There’s also an expression footswitch and carryover function, which allows for fast switching of patches with delay/reverb so that you won’t notice an obvious change in effects while playing live.
Overall, the GT-1000 is very complex, and you’ll need some prior knowledge of amplifiers, pedals, EQ and Bluetooth/Tone Studio software, to have any grasp of how to use it correctly. Because it’s rather expensive, the GT-1000 suits guitarists with a high-end budget, looking for maximum versatility and decent tone.
- Extremely Versatile – The GT-1000 offers 116 different effects and has 250 User/ 250 Preset patches to choose from, so you’ll never be short of settings to play around with

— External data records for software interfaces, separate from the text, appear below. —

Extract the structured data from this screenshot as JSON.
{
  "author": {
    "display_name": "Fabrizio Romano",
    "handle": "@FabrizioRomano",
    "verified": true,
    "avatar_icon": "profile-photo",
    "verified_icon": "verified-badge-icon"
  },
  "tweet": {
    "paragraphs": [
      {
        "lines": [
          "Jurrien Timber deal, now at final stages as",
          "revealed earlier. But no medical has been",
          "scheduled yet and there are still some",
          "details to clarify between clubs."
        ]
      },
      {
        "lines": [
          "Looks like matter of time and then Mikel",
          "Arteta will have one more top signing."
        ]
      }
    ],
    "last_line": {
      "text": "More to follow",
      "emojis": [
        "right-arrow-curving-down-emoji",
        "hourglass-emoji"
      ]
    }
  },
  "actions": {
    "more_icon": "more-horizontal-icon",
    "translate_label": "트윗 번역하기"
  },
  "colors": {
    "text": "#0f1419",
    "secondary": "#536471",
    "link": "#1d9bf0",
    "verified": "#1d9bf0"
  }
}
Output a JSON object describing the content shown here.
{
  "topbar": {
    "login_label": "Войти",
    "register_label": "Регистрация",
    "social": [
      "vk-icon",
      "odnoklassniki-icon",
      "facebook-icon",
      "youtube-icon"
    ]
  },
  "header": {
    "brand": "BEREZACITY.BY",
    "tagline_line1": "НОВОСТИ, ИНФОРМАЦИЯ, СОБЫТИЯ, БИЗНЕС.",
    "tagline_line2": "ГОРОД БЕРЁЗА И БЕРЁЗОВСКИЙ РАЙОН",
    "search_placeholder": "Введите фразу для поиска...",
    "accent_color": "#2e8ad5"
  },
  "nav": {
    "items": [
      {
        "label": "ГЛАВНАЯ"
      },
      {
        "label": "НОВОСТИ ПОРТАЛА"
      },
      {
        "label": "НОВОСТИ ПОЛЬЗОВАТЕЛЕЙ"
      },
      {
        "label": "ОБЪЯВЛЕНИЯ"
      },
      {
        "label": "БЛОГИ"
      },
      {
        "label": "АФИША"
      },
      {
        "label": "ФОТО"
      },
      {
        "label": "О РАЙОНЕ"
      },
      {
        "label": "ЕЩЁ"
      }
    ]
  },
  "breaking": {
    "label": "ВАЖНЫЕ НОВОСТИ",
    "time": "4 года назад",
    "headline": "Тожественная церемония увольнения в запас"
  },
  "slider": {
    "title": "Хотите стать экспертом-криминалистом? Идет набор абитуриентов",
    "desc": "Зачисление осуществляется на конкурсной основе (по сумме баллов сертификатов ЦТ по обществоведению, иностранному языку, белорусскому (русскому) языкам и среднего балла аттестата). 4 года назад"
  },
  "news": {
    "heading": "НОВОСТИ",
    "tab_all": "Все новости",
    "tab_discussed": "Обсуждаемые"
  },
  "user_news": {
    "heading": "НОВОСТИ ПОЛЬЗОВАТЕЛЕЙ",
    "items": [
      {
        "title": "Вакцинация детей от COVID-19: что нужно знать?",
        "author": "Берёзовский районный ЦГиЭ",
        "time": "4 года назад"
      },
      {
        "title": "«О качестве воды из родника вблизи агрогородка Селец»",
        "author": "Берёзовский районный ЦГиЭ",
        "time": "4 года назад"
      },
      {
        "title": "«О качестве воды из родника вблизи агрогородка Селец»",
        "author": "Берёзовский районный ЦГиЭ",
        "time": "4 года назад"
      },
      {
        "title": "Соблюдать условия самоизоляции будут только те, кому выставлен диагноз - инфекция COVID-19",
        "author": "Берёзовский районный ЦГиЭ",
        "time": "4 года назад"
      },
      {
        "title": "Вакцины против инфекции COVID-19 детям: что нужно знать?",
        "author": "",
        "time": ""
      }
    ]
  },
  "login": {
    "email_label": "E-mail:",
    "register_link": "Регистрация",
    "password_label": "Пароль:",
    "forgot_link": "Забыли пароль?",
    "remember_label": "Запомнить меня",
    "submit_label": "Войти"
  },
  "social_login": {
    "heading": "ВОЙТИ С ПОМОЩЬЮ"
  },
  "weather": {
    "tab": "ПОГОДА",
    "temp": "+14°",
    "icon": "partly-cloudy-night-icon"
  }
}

- Quality Tone – Thanks to it’s Augmented Impulse Response Dynamics, it’s designed explicitly to replicate vintage tube amps – and does a pretty good job of it
- Complex – You’ll need some prior experience setting up amps, pedals, EQ and Bluetooth/ Tone Studio software, to get the most from the GT- 1000.
- Heavy – You’ll either need to be strong or have a vehicle to cart it to and from gigs.
ISP Technologies MS Theta Pro
If you’re a fan of versatile heavy metal tones, the MS Theta Pro may well be the pedal for you. It was designed (and is used live) by Michael Sweet of Stryper and includes 11 of his personal presets.
The best thing about it is its ability to recreate vintage speaker models and rock n’ roll tone authentically. All this tone variation is made possible thanks to it’s 3-band parametric EQ and post-distortion bass and treble controls. These features allow the guitarist to contour their distortion while using a realistic rotary speaker effect – You can even alter the amp’s sound by moving a virtual microphone!
The Theta Pro is also great for recording songs or playing gigs or both simultaneously, without having to lug a full speaker cabinet around with you. During your recording session or live performance, you won’t need to worry about noise interference either, as it includes decimator noise reduction technology. It’s slightly easier to handle than the GT-1000 as it’s EQ configuration is more straightforward. Overall, it’s best suited for guitarists who want to play heavy metal.
- Amazing tone – Of all the products we’ve discussed, the Theta Pro offers the most realistic amplifier and distortion sound.
- Easy to handle – Although you can still save a whopping 256 of your own presets, this pedal has an easy to use EQ and control system, so you’ll be able to handle all this versatility without too much confusion.
- Price – Yes, it sounds great, but unfortunately that comes at a rather high cost
- Less modeling ability – Because the Theta Pro doesn’t feature computer software like the Boss GT-1000, it’s less about tone modeling and more about customizing your distortion and amp settings, and therefore it may not be enough control for some guitarists.
So, Which Should I Buy?
While it’s true that the products we mentioned above all have their benefits and setbacks, there’s no real right or wrong option. It’s pretty much down to what you decide you need.
Saying that, if you’re a beginner guitarist or new to pedals in general, you might want to try out the Zoom Multi Stomp MS-50G – it’s pretty inexpensive and is simple to use, working as a single stomp unit – so it’s unlikely to confuse you.
If you’re into heavy rock and metal and need a pedal to enhance that sort of guitar tone, why not try the Donner Cruncher or the ISP MS Theta Pro. The Cruncher is very affordable and recreates classic rock tones pretty well, while the Theta Pro is as close as you can get to the real thing amp-wise.
If you’re more into versatility than sound specifics, the Boss G1-1, Line 6 POD HD500X, and Boss GT-100 all offer hundreds of presets and patches to mix up and alter, and can also be used as an interface to record music.
Out of all those mentioned today, the highest quality modeling software was found in the Boss GT-1000, but it’s a highly complex, expensive pedal – So, make sure you’re 100% set on it before you buy.